The Indian newspapers have commented on the fillip to religious tourism agreed upon by India and Nepal. The dailies have submitted a draft scheme for setting up of an Authority for sharing of the waters of the river Cauvery. Indian press has hailed the contribution of Physicist E C George Sudarshan, who passed away recently.

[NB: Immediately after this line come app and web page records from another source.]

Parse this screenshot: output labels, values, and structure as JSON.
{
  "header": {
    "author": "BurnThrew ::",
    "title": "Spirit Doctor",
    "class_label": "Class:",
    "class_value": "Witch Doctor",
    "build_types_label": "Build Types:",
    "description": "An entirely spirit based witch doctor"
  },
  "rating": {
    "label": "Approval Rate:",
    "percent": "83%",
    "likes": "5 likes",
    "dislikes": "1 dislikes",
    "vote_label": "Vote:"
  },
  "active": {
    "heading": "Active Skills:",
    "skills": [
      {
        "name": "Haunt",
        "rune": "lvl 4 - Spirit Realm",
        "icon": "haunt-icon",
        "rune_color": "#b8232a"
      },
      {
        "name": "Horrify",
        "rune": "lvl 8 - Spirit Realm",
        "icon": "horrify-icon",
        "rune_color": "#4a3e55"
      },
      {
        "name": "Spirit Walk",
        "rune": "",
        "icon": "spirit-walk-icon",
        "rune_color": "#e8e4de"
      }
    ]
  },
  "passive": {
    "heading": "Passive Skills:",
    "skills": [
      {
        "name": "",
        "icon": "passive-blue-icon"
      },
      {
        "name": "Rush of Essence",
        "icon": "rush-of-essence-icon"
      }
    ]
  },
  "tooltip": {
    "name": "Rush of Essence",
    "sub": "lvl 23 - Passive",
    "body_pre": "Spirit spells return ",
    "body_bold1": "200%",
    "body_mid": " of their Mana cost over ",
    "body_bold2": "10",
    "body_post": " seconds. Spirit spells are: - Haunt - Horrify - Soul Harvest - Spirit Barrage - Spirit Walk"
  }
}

THE STATESMAN in an editorial writes, Mr. Narendra Modi’s recent visit to Nepal, his third since taking over as Prime Minister, was more than the symbol of a robust faith. More basically, connectivity and diplomacy have come together and the places of pilgrimage are the key thread that binds the two countries. Hence the pronounced emphasis by the two Heads of Government on the circuit of religious tourism. Mr. Modi and his Nepalese counterpart, KP Sharma Oli, flagged off a bus service between Janakpur and Ayodhya. “Without Nepal, India’s history is incomplete. Without Nepal, India’s temples are incomplete. Without Nepal our Ram is incomplete,” was the core of the Indian Prime Minister’s address. The visit was marked by a strong emphasis on faith, exemplified by his visits to Janaki temple, Pashupatinath and Muktinath. The Janakpur-Ayodhya bus service, apart from improving connectivity, is a major forward movement in terms of promoting religious tourism. Indubitably, this is a distinct change in the bilateral ties.

THE HINDU in an editorial AL LAST A SCHEME says the Centre has submitted a draft scheme in the Supreme Court to implement the final decision on apportioning the Cauvery waters among the riparian States. The draft, which gives no name for the authority it proposes to create to monitor implementation of the Cauvery Tribunal’s final award, as modified by the Supreme Court, has been largely drawn from the Tribunal’s directions. It will be a two-tier structure, with an apex body charged with the power to ensure compliance with the final award, and a regulation committee that will monitor the field situation and water flow. The powers and functions of the authority are fairly comprehensive. Its powers would extend to apportionment, regulation and control of Cauvery waters, supervision of operations of reservoirs and regulation of water releases. The draft makes the authority’s decisions final

and binding. All States should agree to the broad contours of this scheme and comply with the authority’s decisions. The most welcome feature of such a mechanism is that an issue concerning the livelihood of thousands of farmers will be taken out of the political domain and entrusted to experts.

THE INDIAN EXPRESS in an editorial NO NOBEL REQUIRED opines, in a country which hungers for Nobel recognition, E C George Sudarshan will be remembered for his contribution to theoretical physics. His contribution is immense and does not require the validation of Stockholm. The thousands of quantum physicists whose work he has influenced, including the iconic Richard Feynman, who acknowledged him, and Wolfgang Pauli, with whom he published, will bear testimony to his importance. Besides, in a 1962 paper with O M P Bilaniuk and V K Deshpande, Sudarshan had gladdened the hearts of science fiction writers by proposing the ‘tachyon’, which always travels faster than light. Tachyon drives did away with the dreary monotony of those long flights to Proxima Centauri. But sadly, Sudarshan was indeed passed over for the Nobel in 2005, one half of the physics prize went to Roy J Glauber for his contribution, in a 1963 paper, to the quantum theory of optical coherence. However, the understanding of the phenomenon, which describes the difference between forms of light like a laser beam and candlelight, includes what’s known as the Sudarshan-Glauber representation. The community protested that Glauber had first dismissed and then appropriated Sudarshan’s representation, but Sudarshan was denied his share of the prize. Earlier, in 1979, the prize had gone to physicists who built on Sudarshan’s work as a student, while he was ignored. Sudarshan was one of the last of the physicists who was deeply interested in Indian philosophy. In a long career spanning the US and India, he engaged with J Krishnamurti and found the time to lecture on Vedanta. Perhaps philosophy gave him the strength not to complain too much when he was denied a place at the high table of physics.

Compiled: Padam Singh, Air: News Analyst